**TASK PROMPT:**
Your answer must be the full listing, repeated word for word.

--

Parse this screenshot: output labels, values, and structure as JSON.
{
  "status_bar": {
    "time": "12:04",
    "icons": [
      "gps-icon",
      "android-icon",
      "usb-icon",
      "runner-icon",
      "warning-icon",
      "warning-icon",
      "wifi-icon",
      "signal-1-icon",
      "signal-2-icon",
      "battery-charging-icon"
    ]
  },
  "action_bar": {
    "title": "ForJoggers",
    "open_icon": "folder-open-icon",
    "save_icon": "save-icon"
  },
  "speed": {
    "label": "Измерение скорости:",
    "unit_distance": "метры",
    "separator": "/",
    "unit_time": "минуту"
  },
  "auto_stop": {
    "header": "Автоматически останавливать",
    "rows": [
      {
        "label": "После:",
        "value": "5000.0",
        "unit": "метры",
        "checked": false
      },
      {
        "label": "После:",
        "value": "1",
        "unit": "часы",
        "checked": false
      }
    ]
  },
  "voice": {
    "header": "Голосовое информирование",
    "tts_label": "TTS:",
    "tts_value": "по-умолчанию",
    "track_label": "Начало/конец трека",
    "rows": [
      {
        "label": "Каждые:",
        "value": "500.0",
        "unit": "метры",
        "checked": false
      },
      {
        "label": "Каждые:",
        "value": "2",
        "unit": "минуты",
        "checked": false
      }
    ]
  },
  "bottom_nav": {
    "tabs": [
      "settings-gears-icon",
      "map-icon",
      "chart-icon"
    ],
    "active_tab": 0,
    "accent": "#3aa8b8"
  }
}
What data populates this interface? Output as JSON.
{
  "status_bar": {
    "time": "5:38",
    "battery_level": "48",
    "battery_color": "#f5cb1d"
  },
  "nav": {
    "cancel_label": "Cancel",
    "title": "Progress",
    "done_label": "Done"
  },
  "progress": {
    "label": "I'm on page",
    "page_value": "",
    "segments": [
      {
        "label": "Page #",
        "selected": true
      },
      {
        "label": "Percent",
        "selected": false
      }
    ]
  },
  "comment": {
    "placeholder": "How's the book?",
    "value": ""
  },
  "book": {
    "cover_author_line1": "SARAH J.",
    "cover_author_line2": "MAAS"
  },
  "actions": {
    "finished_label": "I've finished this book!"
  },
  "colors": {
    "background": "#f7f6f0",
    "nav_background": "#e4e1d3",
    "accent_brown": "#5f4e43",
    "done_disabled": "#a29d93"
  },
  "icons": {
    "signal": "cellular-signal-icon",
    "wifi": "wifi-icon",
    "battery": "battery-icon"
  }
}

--

**ANSWER TO THIS PROBLEM:**
Parse this screenshot: output labels, values, and structure as JSON.
{
  "status_bar": {
    "time": "12:04",
    "icons": [
      "gps-icon",
      "android-icon",
      "usb-icon",
      "runner-icon",
      "warning-icon",
      "warning-icon",
      "wifi-icon",
      "signal-1-icon",
      "signal-2-icon",
      "battery-charging-icon"
    ]
  },
  "action_bar": {
    "title": "ForJoggers",
    "open_icon": "folder-open-icon",
    "save_icon": "save-icon"
  },
  "speed": {
    "label": "Измерение скорости:",
    "unit_distance": "метры",
    "separator": "/",
    "unit_time": "минуту"
  },
  "auto_stop": {
    "header": "Автоматически останавливать",
    "rows": [
      {
        "label": "После:",
        "value": "5000.0",
        "unit": "метры",
        "checked": false
      },
      {
        "label": "После:",
        "value": "1",
        "unit": "часы",
        "checked": false
      }
    ]
  },
  "voice": {
    "header": "Голосовое информирование",
    "tts_label": "TTS:",
    "tts_value": "по-умолчанию",
    "track_label": "Начало/конец трека",
    "rows": [
      {
        "label": "Каждые:",
        "value": "500.0",
        "unit": "метры",
        "checked": false
      },
      {
        "label": "Каждые:",
        "value": "2",
        "unit": "минуты",
        "checked": false
      }
    ]
  },
  "bottom_nav": {
    "tabs": [
      "settings-gears-icon",
      "map-icon",
      "chart-icon"
    ],
    "active_tab": 0,
    "accent": "#3aa8b8"
  }
}
What data populates this interface? Output as JSON.
{
  "status_bar": {
    "time": "5:38",
    "battery_level": "48",
    "battery_color": "#f5cb1d"
  },
  "nav": {
    "cancel_label": "Cancel",
    "title": "Progress",
    "done_label": "Done"
  },
  "progress": {
    "label": "I'm on page",
    "page_value": "",
    "segments": [
      {
        "label": "Page #",
        "selected": true
      },
      {
        "label": "Percent",
        "selected": false
      }
    ]
  },
  "comment": {
    "placeholder": "How's the book?",
    "value": ""
  },
  "book": {
    "cover_author_line1": "SARAH J.",
    "cover_author_line2": "MAAS"
  },
  "actions": {
    "finished_label": "I've finished this book!"
  },
  "colors": {
    "background": "#f7f6f0",
    "nav_background": "#e4e1d3",
    "accent_brown": "#5f4e43",
    "done_disabled": "#a29d93"
  },
  "icons": {
    "signal": "cellular-signal-icon",
    "wifi": "wifi-icon",
    "battery": "battery-icon"
  }
}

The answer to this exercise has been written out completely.